[Material for this task]

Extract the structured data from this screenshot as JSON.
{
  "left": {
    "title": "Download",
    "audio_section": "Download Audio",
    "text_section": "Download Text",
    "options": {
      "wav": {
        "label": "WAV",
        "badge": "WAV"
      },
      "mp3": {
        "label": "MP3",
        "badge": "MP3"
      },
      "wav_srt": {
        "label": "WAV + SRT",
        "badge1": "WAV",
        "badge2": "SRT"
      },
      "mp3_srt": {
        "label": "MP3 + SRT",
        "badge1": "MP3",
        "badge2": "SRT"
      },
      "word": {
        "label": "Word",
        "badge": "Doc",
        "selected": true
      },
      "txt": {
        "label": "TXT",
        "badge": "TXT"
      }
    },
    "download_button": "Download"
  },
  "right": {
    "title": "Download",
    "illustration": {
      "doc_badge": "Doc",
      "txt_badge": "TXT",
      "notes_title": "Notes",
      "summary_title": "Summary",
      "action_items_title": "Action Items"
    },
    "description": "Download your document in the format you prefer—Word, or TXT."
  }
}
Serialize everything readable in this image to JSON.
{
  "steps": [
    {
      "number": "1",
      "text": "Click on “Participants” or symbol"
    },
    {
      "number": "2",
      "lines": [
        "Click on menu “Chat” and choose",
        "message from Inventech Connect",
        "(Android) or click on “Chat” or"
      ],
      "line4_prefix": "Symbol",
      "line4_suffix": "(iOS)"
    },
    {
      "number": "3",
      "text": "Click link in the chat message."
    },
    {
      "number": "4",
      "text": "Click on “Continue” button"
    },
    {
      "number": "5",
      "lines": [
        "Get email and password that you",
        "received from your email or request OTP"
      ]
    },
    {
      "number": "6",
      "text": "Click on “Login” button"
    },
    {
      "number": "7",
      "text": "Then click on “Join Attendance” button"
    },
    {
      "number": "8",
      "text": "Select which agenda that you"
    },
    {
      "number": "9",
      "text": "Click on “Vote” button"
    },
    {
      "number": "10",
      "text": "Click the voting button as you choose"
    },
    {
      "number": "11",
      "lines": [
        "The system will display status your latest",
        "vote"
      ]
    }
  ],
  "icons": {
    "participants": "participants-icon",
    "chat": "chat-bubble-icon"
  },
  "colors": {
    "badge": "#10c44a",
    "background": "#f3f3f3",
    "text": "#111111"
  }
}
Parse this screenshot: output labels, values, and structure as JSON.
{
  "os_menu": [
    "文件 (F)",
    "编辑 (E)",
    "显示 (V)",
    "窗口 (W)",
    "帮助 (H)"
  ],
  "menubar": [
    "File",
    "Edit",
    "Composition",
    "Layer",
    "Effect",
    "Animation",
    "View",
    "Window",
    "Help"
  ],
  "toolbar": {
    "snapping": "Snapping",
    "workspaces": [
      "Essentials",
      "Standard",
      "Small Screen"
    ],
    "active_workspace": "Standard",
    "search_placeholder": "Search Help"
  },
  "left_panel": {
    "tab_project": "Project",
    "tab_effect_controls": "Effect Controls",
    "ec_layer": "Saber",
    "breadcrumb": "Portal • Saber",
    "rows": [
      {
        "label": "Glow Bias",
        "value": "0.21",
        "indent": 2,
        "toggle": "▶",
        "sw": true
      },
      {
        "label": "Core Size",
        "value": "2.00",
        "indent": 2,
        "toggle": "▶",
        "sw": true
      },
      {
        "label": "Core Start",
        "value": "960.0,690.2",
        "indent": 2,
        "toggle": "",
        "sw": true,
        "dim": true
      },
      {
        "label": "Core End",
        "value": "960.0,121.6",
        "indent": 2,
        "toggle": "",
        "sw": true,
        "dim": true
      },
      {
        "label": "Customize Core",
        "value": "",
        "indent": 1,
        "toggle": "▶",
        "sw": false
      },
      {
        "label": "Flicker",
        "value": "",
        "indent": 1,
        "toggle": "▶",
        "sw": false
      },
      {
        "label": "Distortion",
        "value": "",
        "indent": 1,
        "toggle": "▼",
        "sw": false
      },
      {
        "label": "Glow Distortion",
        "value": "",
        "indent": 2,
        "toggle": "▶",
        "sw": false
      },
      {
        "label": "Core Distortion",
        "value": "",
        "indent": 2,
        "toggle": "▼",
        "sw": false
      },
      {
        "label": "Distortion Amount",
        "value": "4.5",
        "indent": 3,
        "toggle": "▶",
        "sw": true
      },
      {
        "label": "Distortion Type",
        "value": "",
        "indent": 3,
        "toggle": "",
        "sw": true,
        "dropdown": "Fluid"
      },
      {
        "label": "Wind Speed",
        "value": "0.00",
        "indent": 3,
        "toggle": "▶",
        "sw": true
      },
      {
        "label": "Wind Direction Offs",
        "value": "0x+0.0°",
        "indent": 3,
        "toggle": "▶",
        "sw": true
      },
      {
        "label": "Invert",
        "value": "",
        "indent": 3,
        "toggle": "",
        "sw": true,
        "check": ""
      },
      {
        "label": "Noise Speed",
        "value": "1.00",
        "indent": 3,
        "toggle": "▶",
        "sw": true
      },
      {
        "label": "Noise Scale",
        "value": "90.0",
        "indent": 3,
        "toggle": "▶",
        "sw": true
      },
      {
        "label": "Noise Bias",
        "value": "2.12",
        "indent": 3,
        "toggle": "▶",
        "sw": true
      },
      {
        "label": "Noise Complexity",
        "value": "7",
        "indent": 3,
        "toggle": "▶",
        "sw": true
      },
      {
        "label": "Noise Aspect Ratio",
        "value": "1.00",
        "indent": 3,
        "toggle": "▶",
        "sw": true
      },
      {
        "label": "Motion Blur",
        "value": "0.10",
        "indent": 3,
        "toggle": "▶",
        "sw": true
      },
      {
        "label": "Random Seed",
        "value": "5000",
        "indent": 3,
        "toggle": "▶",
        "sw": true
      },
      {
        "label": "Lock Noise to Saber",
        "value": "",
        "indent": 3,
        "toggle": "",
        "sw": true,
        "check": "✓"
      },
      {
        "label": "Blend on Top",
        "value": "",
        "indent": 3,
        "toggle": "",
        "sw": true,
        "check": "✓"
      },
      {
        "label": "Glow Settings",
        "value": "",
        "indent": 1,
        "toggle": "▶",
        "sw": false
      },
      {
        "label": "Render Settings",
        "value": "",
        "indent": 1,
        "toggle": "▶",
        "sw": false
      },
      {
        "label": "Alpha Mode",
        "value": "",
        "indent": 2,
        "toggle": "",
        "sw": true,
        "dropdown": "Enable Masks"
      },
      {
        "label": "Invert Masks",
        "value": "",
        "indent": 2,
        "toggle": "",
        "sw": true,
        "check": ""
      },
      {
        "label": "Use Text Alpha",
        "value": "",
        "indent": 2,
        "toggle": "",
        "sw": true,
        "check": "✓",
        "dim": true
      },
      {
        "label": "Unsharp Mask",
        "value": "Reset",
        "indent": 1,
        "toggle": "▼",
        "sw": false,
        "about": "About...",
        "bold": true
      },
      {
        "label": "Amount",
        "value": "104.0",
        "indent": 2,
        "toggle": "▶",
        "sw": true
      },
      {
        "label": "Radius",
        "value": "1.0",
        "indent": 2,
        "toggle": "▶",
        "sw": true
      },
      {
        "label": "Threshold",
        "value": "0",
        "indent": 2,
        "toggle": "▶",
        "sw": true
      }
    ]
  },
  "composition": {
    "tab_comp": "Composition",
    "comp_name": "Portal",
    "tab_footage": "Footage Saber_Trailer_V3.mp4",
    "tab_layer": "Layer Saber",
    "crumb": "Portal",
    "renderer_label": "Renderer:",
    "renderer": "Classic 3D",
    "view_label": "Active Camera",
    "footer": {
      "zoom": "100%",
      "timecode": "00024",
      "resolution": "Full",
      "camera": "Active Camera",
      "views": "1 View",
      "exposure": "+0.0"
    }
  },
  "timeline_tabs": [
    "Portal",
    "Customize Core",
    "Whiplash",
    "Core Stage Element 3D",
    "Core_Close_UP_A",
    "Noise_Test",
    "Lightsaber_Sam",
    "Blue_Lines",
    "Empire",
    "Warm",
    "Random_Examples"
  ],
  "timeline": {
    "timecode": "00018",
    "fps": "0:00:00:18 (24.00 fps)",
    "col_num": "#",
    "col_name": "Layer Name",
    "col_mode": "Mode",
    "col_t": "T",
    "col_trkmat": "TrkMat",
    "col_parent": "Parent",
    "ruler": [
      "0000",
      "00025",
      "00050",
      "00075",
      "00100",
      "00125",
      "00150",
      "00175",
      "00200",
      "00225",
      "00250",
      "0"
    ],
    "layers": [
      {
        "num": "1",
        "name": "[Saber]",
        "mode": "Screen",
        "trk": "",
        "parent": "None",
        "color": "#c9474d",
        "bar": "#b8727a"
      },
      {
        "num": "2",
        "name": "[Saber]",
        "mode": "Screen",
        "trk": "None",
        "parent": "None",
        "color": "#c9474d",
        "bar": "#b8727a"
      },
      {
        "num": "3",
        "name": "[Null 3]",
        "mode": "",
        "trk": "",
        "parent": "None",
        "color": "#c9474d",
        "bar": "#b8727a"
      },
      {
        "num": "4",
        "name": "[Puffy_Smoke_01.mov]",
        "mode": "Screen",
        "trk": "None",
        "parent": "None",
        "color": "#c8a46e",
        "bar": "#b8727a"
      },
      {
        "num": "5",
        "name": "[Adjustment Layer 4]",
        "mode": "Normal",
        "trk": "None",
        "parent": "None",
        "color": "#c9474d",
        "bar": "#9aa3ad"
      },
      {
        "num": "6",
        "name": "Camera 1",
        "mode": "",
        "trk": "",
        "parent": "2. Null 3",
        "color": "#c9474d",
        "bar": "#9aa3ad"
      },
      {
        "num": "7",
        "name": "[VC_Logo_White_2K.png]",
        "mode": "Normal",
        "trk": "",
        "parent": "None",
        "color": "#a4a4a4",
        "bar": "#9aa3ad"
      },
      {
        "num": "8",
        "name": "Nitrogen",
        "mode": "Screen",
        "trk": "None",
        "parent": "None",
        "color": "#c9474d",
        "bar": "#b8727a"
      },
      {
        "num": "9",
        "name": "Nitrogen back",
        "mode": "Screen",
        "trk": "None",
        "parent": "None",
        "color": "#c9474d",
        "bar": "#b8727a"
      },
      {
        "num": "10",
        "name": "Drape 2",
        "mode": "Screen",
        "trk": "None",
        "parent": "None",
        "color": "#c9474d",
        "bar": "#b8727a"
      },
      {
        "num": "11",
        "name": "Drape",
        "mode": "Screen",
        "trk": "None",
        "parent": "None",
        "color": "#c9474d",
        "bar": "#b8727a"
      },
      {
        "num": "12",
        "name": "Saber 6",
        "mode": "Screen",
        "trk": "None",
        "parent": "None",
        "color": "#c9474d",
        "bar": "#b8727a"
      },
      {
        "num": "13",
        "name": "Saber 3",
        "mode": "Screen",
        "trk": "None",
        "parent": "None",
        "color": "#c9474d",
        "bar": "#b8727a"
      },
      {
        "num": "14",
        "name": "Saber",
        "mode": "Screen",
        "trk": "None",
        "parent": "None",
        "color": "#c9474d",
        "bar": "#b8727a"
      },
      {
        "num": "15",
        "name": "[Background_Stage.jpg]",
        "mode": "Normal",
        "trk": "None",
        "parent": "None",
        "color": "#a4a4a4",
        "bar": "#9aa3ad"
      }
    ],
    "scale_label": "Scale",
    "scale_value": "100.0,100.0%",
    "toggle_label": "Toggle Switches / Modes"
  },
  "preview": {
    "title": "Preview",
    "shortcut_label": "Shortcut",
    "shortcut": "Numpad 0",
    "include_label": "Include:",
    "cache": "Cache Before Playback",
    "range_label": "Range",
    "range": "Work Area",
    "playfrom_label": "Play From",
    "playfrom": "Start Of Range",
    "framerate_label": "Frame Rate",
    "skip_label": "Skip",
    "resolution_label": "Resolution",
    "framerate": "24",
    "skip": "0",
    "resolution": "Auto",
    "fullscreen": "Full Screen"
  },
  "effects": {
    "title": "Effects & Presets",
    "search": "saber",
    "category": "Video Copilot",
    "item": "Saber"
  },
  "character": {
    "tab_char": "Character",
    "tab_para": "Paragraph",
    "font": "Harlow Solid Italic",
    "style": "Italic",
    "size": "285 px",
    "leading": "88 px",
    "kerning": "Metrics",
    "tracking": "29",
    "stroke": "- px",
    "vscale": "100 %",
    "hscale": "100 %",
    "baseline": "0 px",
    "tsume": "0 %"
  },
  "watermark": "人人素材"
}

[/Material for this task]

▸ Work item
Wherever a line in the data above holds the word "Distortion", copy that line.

▸ Task answer
        "label": "Distortion",
        "label": "Glow Distortion",
        "label": "Core Distortion",
        "label": "Distortion Amount",
        "label": "Distortion Type",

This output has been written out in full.